Stollen is a cake like yeast bread that usually has candied fruit, currants, orange and lemon zest, spice and cardamom spices for flavoring. The most common Stollen is Dresdener Stollen from the city of Dresden, Germany.
The word Stollen, was a word for a post or boundary stone for a city. It also could be the entrance to a mine shaft. Some historians believe that the shape of this bread reminded the locals of the entrance to a mine tunnel reflecting the silver and tin mining in the area of Dresden, It was also called Striezel or Christstollen. Striezel is a word for loaf, and the shape of the bread along with being dusted with powdered sugar was a symbolic shape of the baby jesus in swaddling clothes so it was also called Christstollen.
Dresden Stollen is said by some historians to have originated in 1329 as a result of a contest offered by the Bishop of Nauruburg. Bakers in the region produced a wonderful bread baked with the finest butter, sugar, raisins, citron and other specialty ingredients. The Bishop enjoyed the stollen so much that he ordered a quantity of grain saved for stollen only.

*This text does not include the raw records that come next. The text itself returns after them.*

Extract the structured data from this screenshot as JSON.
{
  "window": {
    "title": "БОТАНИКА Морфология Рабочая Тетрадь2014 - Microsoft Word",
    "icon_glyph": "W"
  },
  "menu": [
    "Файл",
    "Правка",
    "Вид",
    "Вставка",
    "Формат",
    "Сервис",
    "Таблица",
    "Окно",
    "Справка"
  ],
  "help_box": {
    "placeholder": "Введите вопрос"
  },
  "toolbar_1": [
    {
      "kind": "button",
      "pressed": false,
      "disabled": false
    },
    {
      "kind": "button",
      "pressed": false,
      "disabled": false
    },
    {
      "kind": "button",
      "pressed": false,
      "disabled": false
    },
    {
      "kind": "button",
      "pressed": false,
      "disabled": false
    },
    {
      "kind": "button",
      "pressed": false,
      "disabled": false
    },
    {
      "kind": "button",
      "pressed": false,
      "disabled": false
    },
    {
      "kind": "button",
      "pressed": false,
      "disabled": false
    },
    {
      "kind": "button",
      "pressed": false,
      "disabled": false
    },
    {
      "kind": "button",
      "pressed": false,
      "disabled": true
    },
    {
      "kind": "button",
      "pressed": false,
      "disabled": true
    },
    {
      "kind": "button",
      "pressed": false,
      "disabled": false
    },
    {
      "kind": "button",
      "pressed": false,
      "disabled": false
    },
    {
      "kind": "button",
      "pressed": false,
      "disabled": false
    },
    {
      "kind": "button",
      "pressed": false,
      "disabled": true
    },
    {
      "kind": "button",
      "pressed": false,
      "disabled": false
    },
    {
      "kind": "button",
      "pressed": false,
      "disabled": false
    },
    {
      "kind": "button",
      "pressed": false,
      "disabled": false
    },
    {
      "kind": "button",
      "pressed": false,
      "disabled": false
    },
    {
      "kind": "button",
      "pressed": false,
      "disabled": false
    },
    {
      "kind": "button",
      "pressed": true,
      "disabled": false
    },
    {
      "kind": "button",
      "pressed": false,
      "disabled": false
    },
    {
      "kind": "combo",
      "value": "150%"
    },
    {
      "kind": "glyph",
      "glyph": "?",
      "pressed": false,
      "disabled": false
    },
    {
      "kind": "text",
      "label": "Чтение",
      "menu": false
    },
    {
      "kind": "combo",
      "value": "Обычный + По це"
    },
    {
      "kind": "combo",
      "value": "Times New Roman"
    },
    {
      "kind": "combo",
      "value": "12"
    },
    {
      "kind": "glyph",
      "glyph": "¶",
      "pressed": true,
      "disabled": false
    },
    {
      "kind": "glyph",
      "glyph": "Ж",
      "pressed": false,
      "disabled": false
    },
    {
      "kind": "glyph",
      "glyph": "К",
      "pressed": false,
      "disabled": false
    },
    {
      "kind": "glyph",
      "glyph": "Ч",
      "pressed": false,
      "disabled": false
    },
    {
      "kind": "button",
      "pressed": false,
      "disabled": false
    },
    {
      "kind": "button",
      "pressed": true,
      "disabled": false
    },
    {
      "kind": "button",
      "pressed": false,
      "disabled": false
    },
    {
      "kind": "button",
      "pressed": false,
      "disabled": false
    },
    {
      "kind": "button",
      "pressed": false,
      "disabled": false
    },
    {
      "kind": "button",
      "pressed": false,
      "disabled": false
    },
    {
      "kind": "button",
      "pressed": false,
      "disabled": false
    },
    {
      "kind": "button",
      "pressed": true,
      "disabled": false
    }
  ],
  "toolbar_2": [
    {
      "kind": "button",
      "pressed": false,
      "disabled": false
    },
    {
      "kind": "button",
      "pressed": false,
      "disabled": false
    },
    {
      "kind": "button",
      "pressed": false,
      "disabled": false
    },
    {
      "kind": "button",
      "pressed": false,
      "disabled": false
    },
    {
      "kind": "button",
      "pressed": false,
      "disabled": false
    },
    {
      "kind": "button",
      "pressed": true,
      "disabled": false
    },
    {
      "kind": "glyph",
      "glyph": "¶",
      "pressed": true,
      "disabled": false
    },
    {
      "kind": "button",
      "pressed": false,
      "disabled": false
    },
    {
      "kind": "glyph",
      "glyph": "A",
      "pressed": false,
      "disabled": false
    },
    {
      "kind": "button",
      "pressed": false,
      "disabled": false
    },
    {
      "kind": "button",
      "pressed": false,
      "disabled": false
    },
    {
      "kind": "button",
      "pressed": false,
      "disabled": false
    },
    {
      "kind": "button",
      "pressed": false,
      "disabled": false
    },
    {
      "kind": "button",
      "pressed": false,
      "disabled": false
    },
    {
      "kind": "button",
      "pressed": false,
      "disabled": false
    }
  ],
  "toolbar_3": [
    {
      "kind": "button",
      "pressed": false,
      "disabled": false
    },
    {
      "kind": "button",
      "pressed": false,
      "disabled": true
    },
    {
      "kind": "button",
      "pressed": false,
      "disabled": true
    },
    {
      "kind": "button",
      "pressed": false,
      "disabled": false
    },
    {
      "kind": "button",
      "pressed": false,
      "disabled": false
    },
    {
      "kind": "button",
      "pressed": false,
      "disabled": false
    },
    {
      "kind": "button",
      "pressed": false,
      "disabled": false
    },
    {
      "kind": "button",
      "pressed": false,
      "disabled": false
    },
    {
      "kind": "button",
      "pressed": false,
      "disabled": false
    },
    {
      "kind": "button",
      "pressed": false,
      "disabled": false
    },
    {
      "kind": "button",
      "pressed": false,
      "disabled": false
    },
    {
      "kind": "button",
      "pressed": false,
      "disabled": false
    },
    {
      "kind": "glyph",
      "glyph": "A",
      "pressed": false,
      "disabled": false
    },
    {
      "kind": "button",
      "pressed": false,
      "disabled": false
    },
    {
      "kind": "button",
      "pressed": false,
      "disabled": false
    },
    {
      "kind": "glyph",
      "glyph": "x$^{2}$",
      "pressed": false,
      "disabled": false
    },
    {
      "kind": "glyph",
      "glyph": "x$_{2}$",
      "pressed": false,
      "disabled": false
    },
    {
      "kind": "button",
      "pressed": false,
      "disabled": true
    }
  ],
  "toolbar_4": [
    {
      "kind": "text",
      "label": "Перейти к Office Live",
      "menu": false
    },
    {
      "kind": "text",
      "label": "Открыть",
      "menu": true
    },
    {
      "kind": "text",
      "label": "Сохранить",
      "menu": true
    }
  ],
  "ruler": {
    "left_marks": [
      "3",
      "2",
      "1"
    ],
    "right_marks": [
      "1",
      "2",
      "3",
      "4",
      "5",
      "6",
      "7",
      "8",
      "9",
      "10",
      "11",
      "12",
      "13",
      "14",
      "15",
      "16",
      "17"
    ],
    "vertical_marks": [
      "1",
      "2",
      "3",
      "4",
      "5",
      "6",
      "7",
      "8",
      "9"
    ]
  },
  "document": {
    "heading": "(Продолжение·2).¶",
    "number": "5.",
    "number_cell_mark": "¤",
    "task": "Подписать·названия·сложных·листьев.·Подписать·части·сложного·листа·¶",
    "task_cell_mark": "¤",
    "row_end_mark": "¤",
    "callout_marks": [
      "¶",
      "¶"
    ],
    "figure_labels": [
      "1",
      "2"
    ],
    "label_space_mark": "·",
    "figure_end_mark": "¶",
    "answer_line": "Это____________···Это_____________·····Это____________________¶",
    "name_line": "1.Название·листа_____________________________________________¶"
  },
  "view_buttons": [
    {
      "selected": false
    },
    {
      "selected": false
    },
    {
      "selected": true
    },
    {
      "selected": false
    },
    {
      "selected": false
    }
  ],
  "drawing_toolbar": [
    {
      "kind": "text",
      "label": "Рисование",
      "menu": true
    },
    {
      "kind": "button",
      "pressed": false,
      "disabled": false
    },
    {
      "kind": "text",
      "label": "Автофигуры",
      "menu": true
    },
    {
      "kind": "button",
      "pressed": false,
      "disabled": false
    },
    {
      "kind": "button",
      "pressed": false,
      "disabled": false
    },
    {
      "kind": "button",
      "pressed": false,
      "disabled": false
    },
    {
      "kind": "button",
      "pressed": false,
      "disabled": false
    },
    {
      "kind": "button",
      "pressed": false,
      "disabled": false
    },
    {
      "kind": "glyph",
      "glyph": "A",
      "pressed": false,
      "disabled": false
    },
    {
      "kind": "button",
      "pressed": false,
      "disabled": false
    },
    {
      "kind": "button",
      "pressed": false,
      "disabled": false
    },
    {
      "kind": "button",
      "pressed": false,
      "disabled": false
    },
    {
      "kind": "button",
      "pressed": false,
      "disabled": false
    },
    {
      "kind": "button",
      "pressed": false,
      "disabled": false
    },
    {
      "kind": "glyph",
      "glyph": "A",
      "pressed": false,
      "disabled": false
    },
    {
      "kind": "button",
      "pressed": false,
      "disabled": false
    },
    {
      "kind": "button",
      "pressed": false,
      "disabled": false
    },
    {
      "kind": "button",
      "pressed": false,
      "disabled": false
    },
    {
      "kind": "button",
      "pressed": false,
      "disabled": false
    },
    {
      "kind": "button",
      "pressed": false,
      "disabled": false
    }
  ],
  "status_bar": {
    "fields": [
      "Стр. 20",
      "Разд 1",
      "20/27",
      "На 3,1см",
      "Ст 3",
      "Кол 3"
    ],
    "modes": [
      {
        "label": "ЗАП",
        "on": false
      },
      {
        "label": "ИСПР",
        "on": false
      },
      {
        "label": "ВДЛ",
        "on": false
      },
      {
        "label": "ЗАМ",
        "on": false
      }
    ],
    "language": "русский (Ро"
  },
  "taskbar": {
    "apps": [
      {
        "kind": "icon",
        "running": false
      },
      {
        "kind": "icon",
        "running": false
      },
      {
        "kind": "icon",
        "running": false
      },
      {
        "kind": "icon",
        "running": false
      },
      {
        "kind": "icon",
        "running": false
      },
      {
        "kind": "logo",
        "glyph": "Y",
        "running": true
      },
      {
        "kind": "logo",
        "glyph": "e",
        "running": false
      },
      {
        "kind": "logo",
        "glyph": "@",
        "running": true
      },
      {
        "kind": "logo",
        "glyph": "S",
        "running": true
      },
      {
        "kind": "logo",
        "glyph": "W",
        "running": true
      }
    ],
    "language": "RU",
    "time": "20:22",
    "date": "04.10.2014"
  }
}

Stollen is mentioned for the first time in 1474 in the accounts of the Christian Hospital of St. Bartholomew in Dresden where it is referred to as a cake for the fasting period, consisting of only flour, oats and water as required by Church dogma.
Stollen at that time was baked in loaves weighing 30 pounds! Stollen became such a part of Dresdeners' lives that it was cut and served with special, stollen only utensils. It was also tradition that the first piece of stollen was set aside and kept to ensure the family would be able to afford a stollen the following year and the last piece saved to ensure the family had enough food for the year.